INSTRUCTIONS TO FOLLOW: In the material below, some lines carry "Prefabs". Copy each such line.

INPUT RECORDS:
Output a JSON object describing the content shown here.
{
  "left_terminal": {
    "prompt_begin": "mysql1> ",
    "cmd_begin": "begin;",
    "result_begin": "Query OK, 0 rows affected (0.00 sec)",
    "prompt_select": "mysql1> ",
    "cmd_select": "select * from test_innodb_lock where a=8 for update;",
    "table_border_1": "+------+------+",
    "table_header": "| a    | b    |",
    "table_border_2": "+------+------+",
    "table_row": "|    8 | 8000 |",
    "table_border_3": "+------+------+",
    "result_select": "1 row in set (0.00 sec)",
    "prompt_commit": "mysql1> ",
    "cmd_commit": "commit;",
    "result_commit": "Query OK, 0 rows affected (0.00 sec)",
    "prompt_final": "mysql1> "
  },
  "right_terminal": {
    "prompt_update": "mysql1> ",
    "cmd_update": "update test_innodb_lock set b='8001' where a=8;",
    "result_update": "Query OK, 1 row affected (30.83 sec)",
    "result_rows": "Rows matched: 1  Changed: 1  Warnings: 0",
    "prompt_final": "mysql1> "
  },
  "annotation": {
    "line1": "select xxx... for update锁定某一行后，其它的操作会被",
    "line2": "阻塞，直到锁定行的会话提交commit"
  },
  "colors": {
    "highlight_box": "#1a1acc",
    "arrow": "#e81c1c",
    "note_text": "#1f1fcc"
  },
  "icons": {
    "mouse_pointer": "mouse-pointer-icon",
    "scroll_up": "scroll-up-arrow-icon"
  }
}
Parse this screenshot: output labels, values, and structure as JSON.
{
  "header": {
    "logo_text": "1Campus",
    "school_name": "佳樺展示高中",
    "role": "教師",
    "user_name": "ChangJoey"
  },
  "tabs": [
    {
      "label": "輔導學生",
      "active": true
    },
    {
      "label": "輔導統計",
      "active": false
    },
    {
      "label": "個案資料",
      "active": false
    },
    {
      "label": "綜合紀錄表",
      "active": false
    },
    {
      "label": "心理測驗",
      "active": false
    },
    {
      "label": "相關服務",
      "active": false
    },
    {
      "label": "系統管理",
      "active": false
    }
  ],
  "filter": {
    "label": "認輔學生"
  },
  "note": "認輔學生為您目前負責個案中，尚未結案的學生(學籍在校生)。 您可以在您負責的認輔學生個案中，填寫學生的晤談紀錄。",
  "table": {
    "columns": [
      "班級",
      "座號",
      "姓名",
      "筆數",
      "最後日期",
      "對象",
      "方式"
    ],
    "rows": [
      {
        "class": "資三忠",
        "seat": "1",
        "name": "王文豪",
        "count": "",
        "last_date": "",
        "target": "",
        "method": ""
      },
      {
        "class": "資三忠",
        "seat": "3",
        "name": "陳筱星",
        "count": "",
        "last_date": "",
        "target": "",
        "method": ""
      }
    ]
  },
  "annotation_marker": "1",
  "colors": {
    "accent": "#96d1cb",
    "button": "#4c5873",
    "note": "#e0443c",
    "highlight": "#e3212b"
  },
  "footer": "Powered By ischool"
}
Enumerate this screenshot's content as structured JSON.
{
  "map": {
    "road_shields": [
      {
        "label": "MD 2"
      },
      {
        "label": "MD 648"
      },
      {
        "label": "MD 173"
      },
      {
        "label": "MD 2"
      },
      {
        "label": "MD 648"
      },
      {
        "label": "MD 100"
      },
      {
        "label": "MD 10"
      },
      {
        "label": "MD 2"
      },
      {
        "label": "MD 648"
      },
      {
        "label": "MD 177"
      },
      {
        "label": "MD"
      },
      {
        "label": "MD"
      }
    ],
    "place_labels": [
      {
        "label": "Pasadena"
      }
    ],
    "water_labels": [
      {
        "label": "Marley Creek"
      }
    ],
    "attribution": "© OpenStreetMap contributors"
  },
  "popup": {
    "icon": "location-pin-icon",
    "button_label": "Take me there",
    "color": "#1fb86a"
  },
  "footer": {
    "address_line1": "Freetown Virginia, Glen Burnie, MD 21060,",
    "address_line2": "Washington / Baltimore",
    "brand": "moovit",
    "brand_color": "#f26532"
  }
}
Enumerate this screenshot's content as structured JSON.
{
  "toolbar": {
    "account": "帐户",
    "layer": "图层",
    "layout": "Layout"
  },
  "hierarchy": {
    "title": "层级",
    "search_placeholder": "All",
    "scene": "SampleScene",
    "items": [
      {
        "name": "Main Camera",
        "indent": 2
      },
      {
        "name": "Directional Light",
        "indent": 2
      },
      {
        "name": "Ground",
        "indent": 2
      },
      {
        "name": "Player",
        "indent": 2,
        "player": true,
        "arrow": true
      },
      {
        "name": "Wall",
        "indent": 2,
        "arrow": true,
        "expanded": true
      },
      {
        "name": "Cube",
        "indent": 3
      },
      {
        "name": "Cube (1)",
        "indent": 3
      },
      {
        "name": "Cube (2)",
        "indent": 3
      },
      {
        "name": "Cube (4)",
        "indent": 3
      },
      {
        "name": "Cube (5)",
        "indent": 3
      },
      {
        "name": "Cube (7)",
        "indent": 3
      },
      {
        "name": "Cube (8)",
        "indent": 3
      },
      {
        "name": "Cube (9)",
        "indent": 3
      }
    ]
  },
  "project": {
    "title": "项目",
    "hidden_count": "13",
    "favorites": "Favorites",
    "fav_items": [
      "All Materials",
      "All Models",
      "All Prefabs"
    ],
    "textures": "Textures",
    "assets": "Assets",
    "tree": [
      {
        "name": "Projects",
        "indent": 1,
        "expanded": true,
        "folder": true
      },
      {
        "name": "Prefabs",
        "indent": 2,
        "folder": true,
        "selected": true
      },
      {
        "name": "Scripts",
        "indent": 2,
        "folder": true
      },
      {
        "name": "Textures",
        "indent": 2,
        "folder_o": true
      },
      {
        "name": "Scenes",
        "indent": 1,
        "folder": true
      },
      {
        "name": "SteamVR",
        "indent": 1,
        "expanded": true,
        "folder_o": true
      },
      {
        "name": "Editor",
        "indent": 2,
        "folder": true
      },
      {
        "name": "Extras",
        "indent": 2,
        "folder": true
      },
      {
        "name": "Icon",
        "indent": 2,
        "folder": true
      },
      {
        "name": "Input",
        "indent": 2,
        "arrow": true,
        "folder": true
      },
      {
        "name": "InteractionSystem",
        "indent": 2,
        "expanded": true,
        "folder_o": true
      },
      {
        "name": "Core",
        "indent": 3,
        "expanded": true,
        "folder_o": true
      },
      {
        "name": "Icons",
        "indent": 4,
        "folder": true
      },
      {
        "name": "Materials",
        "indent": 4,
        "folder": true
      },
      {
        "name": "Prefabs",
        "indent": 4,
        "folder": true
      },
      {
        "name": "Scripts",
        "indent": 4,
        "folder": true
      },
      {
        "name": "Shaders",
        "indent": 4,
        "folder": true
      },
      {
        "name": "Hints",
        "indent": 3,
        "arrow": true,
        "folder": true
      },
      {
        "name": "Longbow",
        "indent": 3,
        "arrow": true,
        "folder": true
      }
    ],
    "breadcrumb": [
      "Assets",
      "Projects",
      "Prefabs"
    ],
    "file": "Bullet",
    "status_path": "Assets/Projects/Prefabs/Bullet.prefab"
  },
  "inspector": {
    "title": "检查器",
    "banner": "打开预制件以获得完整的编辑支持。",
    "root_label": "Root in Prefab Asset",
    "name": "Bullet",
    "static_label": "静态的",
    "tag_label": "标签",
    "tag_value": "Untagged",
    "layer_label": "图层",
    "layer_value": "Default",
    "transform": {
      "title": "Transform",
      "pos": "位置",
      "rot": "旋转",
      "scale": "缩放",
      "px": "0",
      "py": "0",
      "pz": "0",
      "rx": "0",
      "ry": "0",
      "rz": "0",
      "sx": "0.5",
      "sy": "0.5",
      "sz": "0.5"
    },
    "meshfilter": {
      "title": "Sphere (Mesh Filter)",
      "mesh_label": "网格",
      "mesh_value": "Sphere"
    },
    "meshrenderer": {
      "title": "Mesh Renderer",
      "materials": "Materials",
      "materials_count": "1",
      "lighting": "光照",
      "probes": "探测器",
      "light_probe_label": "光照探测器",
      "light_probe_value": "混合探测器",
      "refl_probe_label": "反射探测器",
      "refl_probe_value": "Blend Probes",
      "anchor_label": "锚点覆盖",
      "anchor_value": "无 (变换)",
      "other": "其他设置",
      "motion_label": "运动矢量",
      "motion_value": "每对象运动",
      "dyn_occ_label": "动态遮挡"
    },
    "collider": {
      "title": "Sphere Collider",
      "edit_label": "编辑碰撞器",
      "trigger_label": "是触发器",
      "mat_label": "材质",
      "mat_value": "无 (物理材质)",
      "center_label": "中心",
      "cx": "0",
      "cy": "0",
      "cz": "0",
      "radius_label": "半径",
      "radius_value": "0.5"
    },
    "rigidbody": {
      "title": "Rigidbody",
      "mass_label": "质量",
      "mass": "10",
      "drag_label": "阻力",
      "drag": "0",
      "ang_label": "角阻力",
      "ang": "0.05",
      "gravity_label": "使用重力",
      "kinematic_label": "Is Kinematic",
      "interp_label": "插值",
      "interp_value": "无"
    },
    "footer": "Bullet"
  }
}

OUTPUT OF THE EXERCISE:
      "All Prefabs"
        "name": "Prefabs",
        "name": "Prefabs",
      "Prefabs"
    "status_path": "Assets/Projects/Prefabs/Bullet.prefab"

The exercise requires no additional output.